» Work item: Go line by line through the data and copy those with the word "header".

[Items from an interface collection]
++++++++

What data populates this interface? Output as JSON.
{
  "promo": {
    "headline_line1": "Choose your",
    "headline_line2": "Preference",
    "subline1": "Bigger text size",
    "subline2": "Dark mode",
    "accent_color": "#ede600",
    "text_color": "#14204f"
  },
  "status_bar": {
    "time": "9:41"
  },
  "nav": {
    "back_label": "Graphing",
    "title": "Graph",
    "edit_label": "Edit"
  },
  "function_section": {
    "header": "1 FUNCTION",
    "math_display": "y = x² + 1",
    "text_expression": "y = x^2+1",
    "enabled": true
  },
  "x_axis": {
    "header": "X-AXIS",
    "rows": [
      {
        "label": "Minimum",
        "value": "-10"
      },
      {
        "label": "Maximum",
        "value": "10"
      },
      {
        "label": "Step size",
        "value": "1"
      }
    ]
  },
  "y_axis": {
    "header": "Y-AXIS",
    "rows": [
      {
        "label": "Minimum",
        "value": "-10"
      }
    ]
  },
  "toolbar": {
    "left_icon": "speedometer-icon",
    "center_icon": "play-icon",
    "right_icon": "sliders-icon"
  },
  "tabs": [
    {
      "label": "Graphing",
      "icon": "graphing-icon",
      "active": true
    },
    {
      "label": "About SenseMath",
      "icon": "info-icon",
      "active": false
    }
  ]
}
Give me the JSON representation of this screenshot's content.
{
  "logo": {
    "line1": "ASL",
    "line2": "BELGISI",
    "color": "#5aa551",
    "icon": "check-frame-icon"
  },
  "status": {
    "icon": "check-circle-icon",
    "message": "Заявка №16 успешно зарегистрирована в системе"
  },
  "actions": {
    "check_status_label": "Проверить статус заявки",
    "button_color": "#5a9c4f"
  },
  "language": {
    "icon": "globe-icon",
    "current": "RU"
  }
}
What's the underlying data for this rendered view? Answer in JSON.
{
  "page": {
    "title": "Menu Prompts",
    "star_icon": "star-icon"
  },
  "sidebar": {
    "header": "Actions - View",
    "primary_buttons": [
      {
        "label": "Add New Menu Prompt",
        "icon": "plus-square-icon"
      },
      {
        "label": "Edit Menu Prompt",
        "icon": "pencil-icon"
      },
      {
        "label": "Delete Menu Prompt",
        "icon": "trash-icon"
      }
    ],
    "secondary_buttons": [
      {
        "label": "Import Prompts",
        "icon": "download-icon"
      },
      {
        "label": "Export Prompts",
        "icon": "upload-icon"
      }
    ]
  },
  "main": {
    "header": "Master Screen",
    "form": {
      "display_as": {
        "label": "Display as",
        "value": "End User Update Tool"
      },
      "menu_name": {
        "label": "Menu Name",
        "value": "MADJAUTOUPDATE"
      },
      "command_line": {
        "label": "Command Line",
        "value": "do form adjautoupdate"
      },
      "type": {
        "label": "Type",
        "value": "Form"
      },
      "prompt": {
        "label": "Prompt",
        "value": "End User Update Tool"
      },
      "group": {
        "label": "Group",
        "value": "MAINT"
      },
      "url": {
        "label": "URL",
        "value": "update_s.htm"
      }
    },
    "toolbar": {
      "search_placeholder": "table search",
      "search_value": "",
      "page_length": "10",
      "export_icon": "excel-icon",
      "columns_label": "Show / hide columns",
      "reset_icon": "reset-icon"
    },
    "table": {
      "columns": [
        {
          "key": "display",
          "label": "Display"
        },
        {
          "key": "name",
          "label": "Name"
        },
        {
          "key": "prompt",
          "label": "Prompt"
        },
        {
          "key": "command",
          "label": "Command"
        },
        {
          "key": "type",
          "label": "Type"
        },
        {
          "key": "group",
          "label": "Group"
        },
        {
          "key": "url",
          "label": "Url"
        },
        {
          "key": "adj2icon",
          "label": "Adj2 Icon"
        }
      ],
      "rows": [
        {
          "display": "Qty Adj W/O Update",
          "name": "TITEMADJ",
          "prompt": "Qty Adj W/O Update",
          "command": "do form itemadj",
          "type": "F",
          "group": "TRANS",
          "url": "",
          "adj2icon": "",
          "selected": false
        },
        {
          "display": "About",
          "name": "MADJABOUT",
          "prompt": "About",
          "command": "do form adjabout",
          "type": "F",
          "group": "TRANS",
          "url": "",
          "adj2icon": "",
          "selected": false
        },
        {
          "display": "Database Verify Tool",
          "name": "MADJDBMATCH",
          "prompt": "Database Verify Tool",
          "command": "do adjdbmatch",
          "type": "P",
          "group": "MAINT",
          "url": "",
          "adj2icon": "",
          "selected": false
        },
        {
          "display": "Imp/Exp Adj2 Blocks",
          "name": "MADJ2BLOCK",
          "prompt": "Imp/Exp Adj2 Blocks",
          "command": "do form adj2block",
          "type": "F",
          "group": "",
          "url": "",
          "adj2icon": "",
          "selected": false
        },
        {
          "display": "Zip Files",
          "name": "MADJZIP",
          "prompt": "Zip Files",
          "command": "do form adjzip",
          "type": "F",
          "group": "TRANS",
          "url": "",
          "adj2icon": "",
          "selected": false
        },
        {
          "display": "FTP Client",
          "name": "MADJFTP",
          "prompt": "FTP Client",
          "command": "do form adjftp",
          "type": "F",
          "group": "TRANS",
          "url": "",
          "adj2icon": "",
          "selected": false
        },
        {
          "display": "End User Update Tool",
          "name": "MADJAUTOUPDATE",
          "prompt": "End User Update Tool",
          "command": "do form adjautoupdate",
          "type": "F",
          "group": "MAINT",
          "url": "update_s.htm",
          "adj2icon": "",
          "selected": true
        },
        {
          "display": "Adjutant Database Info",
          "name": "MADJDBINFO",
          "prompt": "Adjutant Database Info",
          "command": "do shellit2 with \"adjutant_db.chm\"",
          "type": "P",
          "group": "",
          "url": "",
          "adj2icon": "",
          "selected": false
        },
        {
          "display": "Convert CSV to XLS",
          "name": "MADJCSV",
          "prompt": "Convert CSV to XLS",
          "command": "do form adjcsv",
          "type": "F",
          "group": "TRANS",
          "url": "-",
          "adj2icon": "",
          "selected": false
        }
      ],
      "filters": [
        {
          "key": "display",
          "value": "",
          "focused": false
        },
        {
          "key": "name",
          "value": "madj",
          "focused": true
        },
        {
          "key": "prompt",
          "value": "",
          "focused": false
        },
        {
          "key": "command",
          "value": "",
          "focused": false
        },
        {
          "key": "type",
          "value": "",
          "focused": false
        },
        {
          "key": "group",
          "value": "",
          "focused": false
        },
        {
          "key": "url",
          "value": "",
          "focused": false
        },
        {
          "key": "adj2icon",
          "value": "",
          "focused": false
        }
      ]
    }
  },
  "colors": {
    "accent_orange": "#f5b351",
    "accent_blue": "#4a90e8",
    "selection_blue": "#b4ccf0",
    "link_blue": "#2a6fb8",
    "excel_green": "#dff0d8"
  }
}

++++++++

» Answer space:
    "header": "1 FUNCTION",
    "header": "X-AXIS",
    "header": "Y-AXIS",
    "header": "Actions - View",
    "header": "Master Screen",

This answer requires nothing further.